Derrius Guice isn’t quite Saquon, but he’s pretty great
OK, at last we’ve come to the one skill spot at which this team has obviously, inarguably improved. Guice is a badass. He destroyed several would-be tacklers over his three seasons at LSU. Guice was at his best in 2016, when he rushed for 1387 yards and 15 TDs on only 183 carries (7.6 YPC). He played through injuries last season and still delivered 1251 rushing yards and 11 scores against a punishing SEC schedule. If you like quick feet, great reads and vicious stiff-arms, you’re gonna like Guice. He wasn’t used as a high-volume receiver in college, but that’s not to say he struggled when targeted — check the highlights of his Citrus Bowl performance against Notre Dame for details. (He erases a helpless DB at the 0:25 mark. Cruel and unfair.)
Please don’t let anyone tell you that Samaje Perine or Rob Kelley is a legit threat to Guice. Washington was incredibly fortunate he fell all the way to Pick No. 59. He’s a steal in the third round of fantasy drafts.
Guice’s new left tackle knows what’s up…
Trent Williams on Guice: “When you watch him on film it’s like he’s been here before. He’s a specimen. Extremely lucky to get him in the second round. I don’t know how that happened … It’s not going to take very long before people recognize him as an elite NFL talent.”
— michael phillips (@michaelpRTD) June 13, 2018
Chris Thompson is an ideal receiving complement to Guice, assuming he’s fully recovered from last November’s fractured leg. Thompson provides Smith a nice source of cheap and easy yards; he has a realistic chance to reach 60 receptions if he can play 16 games.
Washington’s defense ranked in the bottom-third of the league in both total yards and scoring last season, and it finished last against the run (134.1 YPG). The team keeps throwing Alabama defensive linemen at its problems, which should eventually help. Still, it’s a stretch to think this D/ST will be anything special in fantasy terms. Washington’s schedule is loaded with upper-tier QBs: Rodgers, Brees, Cam, Ryan, Luck, Watson, Wentz (X2). That’s gonna be a problem.

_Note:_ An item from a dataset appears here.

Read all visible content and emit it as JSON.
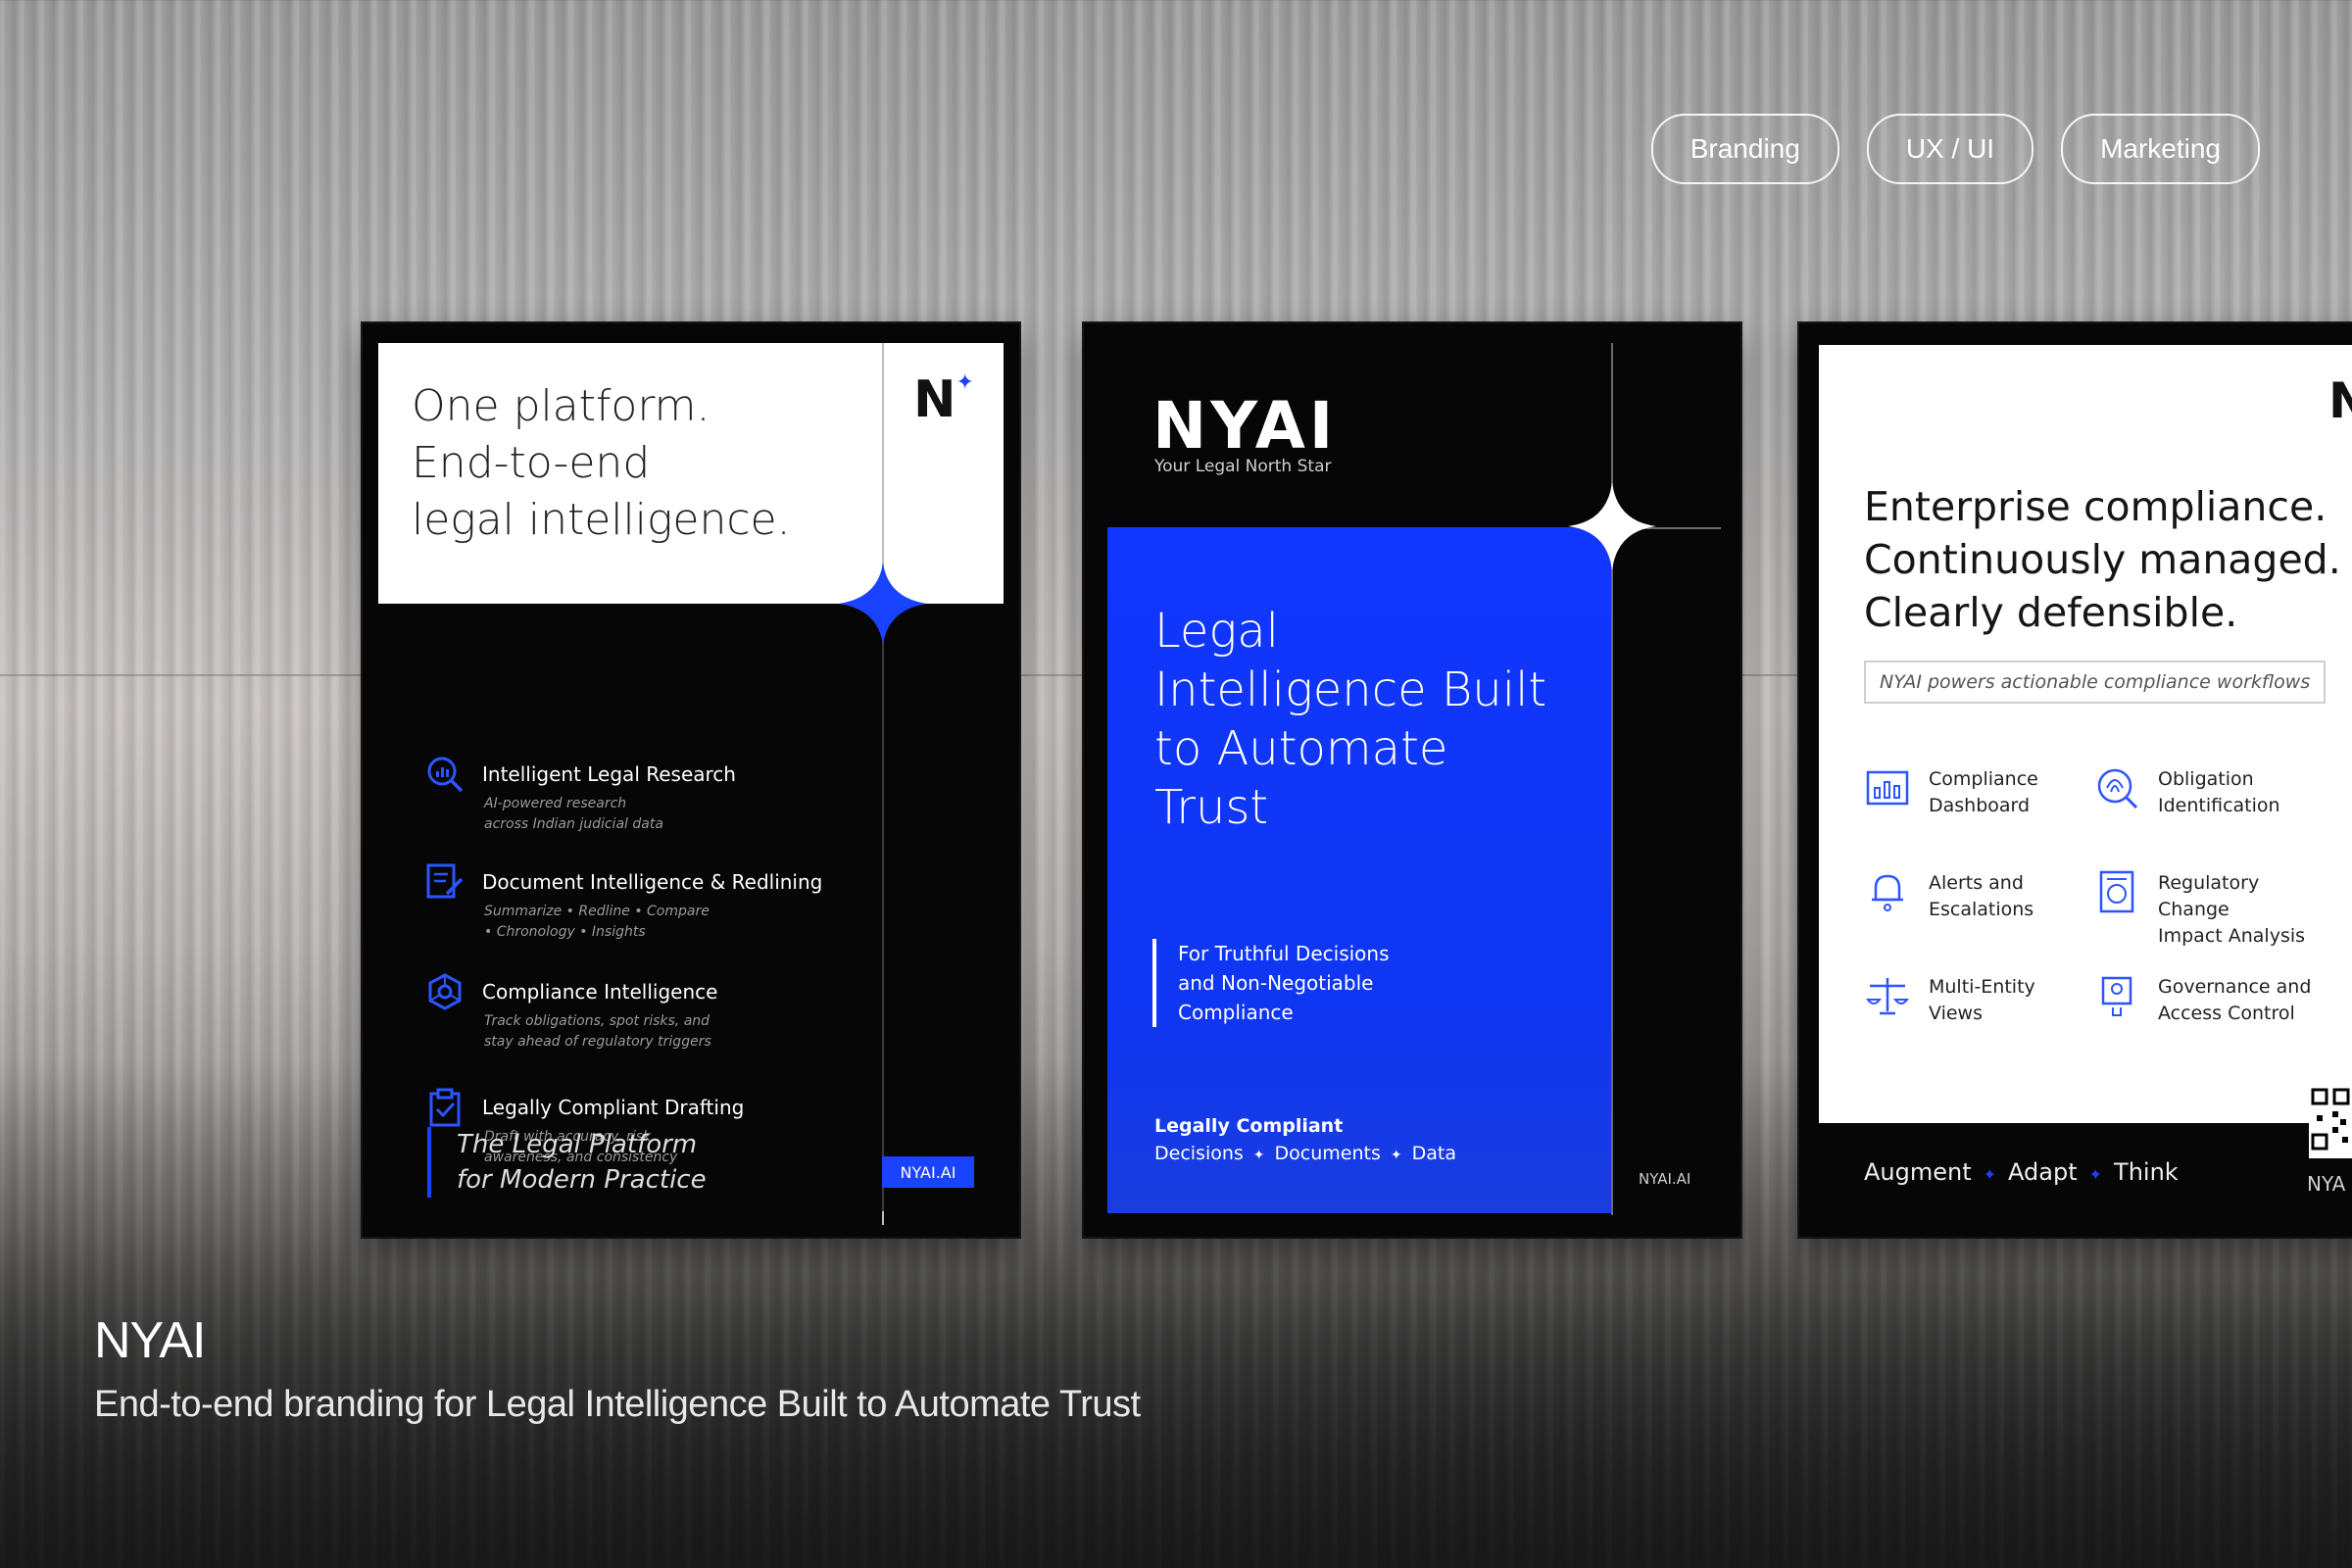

But if this team’s oft-injured players can remain healthy and the young guys all excel, maybe there’s a path to something better than the usual eight wins. We can’t rule it out. The new quarterback can play, the O-line is a quality group and the rookie RB runs like an assault vehicle. Gruden presumably won’t get a sixth year if he can’t return to the postseason, so when he says “we have got to win right away,” he’s not wrong.
2017 Offensive Stats & Ranks
Points per game – 21.4 (16th in NFL)
Pass YPG – 234.4 (12)
Rush YPG – 90.5 (28)
Yards per play – 5.3 (14)
Plays per game – 61.4 (26)